Description

This section will provide detailed information about the different rules that measure and describe the quality of the code. It is necessary to understand that each of the rules explained in the following sections will be executed in an automated way by the Sonar tool.

The result of this automated analysis is a set of issues that are associated to an specific line and column on each file of code.

The following image shows and issue raised up by the execution of a rule. The file AuthenticationConnectorService.java generates an issue in the line 3, column 0 due to the rule "Unused import".

This image is a capture of the Sonar tool web site. Is important to remark that the information box linked to the issue gives information about the criticality of the issue and the technical debt generated by the own issue.

Rules 0

It is necessary to understand that each programming language has a different set of rules, but all of them are grouped into eight main categories. Wikipedia defines these categories as:

  • Reusability: in computer science and software engineering, reusability is the use of existing assets in some form within the software product development process. Subroutines or functions are the simplest form of reuse. A chunk of code is regularly organized using modules or namespaces into layers.

  • Portability: the software codebase feature to be able to reuse the existing code instead of creating new code when moving software from an environment to another.

  • Maintanability: the ease with which a product can be maintained in order to: correct defects, meet new requirements make future maintenance easier, or cope with a changed environment.

  • Security: rules that will flag anything suspicious, and leave it to the human security auditor to cull the false positives and sent the real issues for remediation.

  • Efficiency: rules that raise up possible defects or bugs that affect to the performance of the application.

  • Changeability: rules that measure the different attributes that bear on the effort needed to make modifications to the code.

  • Reliability: the ability of a system or component to perform its required functions under stated conditions for a specified period of time.

  • Testability: measures the ability of a code to be tested.

The same rules can be categorized depending on the source or convention that creates the rule.
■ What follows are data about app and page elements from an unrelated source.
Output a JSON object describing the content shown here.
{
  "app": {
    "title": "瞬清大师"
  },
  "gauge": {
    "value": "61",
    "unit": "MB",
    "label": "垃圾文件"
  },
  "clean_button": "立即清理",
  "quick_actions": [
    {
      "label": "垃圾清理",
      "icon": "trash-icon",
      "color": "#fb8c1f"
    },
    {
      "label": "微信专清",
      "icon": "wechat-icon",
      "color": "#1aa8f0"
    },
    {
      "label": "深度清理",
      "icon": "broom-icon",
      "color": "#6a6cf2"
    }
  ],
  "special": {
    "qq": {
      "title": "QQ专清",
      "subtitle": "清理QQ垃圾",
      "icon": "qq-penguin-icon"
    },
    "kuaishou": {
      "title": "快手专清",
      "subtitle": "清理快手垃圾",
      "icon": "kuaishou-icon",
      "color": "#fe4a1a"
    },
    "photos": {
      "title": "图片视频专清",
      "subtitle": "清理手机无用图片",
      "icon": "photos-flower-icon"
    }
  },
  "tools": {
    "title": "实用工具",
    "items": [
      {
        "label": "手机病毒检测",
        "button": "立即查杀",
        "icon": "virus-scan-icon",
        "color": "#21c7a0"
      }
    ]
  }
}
Once again, the rules depends on the programming language, so there are some sources not presented in all languages.

Depending on the source of the rule, Sonar has the following groups:

  • bug: something is wrong and it will probably affect production.

  • pitfall: nothing is wrong yet, but something could go wrong in the future; a trap has been set for the next guy, he'll probably fall into it and screw up the code.

  • clumsy: extra steps are used to accomplish something that could be done more clearly and concisely (e.g.: calling .toString() on a String).

  • convention: coding conventions - typically formatting, naming, whitespace...

  • misra: relates to a rule in one of the MISRA standards. While the MISRA rules are primarily about C and C++, many of them are not language-specific (E.G. don't use a float as a loop counter) but are simply good programming practices. That's why you'll see these tags on non-C/C++ rules.

  • unused: unused code, e.g.: a private variable that is never used.

  • cwe: relates to a rule in the Common Weakness Enumeration.

  • suspicious: it is not guaranteed that this is a bug, but it looks suspiciously like one. At the very least, the code should be re-examined & likely refactored for clarity.

  • cert: relates to a rule in a CERT standard. There are currently three CERT standards: C, C++, and Java. Many of these rules are not language-specific, but are good programming practices. That's why you'll see this tag on non-C/C++, Java rules.

  • security: it is not guaranteed that this is a bug, but it looks suspiciously like one. At the very least, the code should be re-examined & likely refactored for clarity.

Each rule is associated to a Severity level. The five standard levels of the Sonar issues are:

  • Blocker
  • Critical
  • Major
  • Minor
  • Info

Example of set of rules for one programming language:

Rules 1

Each rule has an extended description and examples associated for a better understanding of the rule:

Rules 2